Problem to work on:
The answer should match the records character for character.

------ Given records

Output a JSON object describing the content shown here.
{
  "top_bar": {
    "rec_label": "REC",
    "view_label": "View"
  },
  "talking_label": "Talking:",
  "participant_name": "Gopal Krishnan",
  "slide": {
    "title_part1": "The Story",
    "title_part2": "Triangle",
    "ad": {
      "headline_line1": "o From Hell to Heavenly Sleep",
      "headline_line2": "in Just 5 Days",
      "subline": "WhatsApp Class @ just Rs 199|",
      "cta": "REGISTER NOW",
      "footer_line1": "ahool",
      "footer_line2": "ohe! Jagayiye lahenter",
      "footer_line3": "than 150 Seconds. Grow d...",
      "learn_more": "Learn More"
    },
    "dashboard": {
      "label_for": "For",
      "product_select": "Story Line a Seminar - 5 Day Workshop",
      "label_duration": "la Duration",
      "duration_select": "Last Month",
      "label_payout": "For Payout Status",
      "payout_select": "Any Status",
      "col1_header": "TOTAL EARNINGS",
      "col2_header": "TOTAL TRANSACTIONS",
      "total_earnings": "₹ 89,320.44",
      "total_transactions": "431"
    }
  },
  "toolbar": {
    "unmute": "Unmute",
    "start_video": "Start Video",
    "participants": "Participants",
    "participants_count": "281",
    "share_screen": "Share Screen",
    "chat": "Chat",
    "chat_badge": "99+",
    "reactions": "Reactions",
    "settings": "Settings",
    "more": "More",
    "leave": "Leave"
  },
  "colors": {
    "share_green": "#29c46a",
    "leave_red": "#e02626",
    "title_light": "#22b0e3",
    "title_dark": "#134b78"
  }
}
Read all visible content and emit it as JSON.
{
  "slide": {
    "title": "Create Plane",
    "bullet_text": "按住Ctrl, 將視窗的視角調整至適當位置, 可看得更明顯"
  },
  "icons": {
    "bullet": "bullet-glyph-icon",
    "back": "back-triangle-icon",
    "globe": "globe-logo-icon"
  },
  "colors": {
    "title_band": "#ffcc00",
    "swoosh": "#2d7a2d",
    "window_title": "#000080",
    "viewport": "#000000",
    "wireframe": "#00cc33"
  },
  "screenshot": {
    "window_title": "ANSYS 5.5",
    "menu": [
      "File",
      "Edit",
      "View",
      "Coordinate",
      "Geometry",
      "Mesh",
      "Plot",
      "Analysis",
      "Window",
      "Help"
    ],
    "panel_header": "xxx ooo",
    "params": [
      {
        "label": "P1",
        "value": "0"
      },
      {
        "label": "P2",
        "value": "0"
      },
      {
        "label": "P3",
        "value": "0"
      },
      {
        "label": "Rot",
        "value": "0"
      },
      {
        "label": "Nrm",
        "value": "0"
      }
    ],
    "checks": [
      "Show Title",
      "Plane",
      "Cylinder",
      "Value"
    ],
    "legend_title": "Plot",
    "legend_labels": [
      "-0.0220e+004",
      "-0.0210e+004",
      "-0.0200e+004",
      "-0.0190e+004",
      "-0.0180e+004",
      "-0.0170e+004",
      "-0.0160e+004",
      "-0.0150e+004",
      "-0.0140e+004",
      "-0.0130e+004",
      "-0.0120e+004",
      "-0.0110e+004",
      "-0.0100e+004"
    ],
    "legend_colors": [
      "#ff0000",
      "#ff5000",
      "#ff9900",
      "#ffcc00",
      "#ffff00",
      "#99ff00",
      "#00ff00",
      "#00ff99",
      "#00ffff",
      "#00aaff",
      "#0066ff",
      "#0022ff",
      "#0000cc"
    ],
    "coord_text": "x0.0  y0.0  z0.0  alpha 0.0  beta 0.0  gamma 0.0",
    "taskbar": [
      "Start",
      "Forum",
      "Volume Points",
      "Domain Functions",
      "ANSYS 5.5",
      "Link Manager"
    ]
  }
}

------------

Result of this task:
Output a JSON object describing the content shown here.
{
  "top_bar": {
    "rec_label": "REC",
    "view_label": "View"
  },
  "talking_label": "Talking:",
  "participant_name": "Gopal Krishnan",
  "slide": {
    "title_part1": "The Story",
    "title_part2": "Triangle",
    "ad": {
      "headline_line1": "o From Hell to Heavenly Sleep",
      "headline_line2": "in Just 5 Days",
      "subline": "WhatsApp Class @ just Rs 199|",
      "cta": "REGISTER NOW",
      "footer_line1": "ahool",
      "footer_line2": "ohe! Jagayiye lahenter",
      "footer_line3": "than 150 Seconds. Grow d...",
      "learn_more": "Learn More"
    },
    "dashboard": {
      "label_for": "For",
      "product_select": "Story Line a Seminar - 5 Day Workshop",
      "label_duration": "la Duration",
      "duration_select": "Last Month",
      "label_payout": "For Payout Status",
      "payout_select": "Any Status",
      "col1_header": "TOTAL EARNINGS",
      "col2_header": "TOTAL TRANSACTIONS",
      "total_earnings": "₹ 89,320.44",
      "total_transactions": "431"
    }
  },
  "toolbar": {
    "unmute": "Unmute",
    "start_video": "Start Video",
    "participants": "Participants",
    "participants_count": "281",
    "share_screen": "Share Screen",
    "chat": "Chat",
    "chat_badge": "99+",
    "reactions": "Reactions",
    "settings": "Settings",
    "more": "More",
    "leave": "Leave"
  },
  "colors": {
    "share_green": "#29c46a",
    "leave_red": "#e02626",
    "title_light": "#22b0e3",
    "title_dark": "#134b78"
  }
}
Read all visible content and emit it as JSON.
{
  "slide": {
    "title": "Create Plane",
    "bullet_text": "按住Ctrl, 將視窗的視角調整至適當位置, 可看得更明顯"
  },
  "icons": {
    "bullet": "bullet-glyph-icon",
    "back": "back-triangle-icon",
    "globe": "globe-logo-icon"
  },
  "colors": {
    "title_band": "#ffcc00",
    "swoosh": "#2d7a2d",
    "window_title": "#000080",
    "viewport": "#000000",
    "wireframe": "#00cc33"
  },
  "screenshot": {
    "window_title": "ANSYS 5.5",
    "menu": [
      "File",
      "Edit",
      "View",
      "Coordinate",
      "Geometry",
      "Mesh",
      "Plot",
      "Analysis",
      "Window",
      "Help"
    ],
    "panel_header": "xxx ooo",
    "params": [
      {
        "label": "P1",
        "value": "0"
      },
      {
        "label": "P2",
        "value": "0"
      },
      {
        "label": "P3",
        "value": "0"
      },
      {
        "label": "Rot",
        "value": "0"
      },
      {
        "label": "Nrm",
        "value": "0"
      }
    ],
    "checks": [
      "Show Title",
      "Plane",
      "Cylinder",
      "Value"
    ],
    "legend_title": "Plot",
    "legend_labels": [
      "-0.0220e+004",
      "-0.0210e+004",
      "-0.0200e+004",
      "-0.0190e+004",
      "-0.0180e+004",
      "-0.0170e+004",
      "-0.0160e+004",
      "-0.0150e+004",
      "-0.0140e+004",
      "-0.0130e+004",
      "-0.0120e+004",
      "-0.0110e+004",
      "-0.0100e+004"
    ],
    "legend_colors": [
      "#ff0000",
      "#ff5000",
      "#ff9900",
      "#ffcc00",
      "#ffff00",
      "#99ff00",
      "#00ff00",
      "#00ff99",
      "#00ffff",
      "#00aaff",
      "#0066ff",
      "#0022ff",
      "#0000cc"
    ],
    "coord_text": "x0.0  y0.0  z0.0  alpha 0.0  beta 0.0  gamma 0.0",
    "taskbar": [
      "Start",
      "Forum",
      "Volume Points",
      "Domain Functions",
      "ANSYS 5.5",
      "Link Manager"
    ]
  }
}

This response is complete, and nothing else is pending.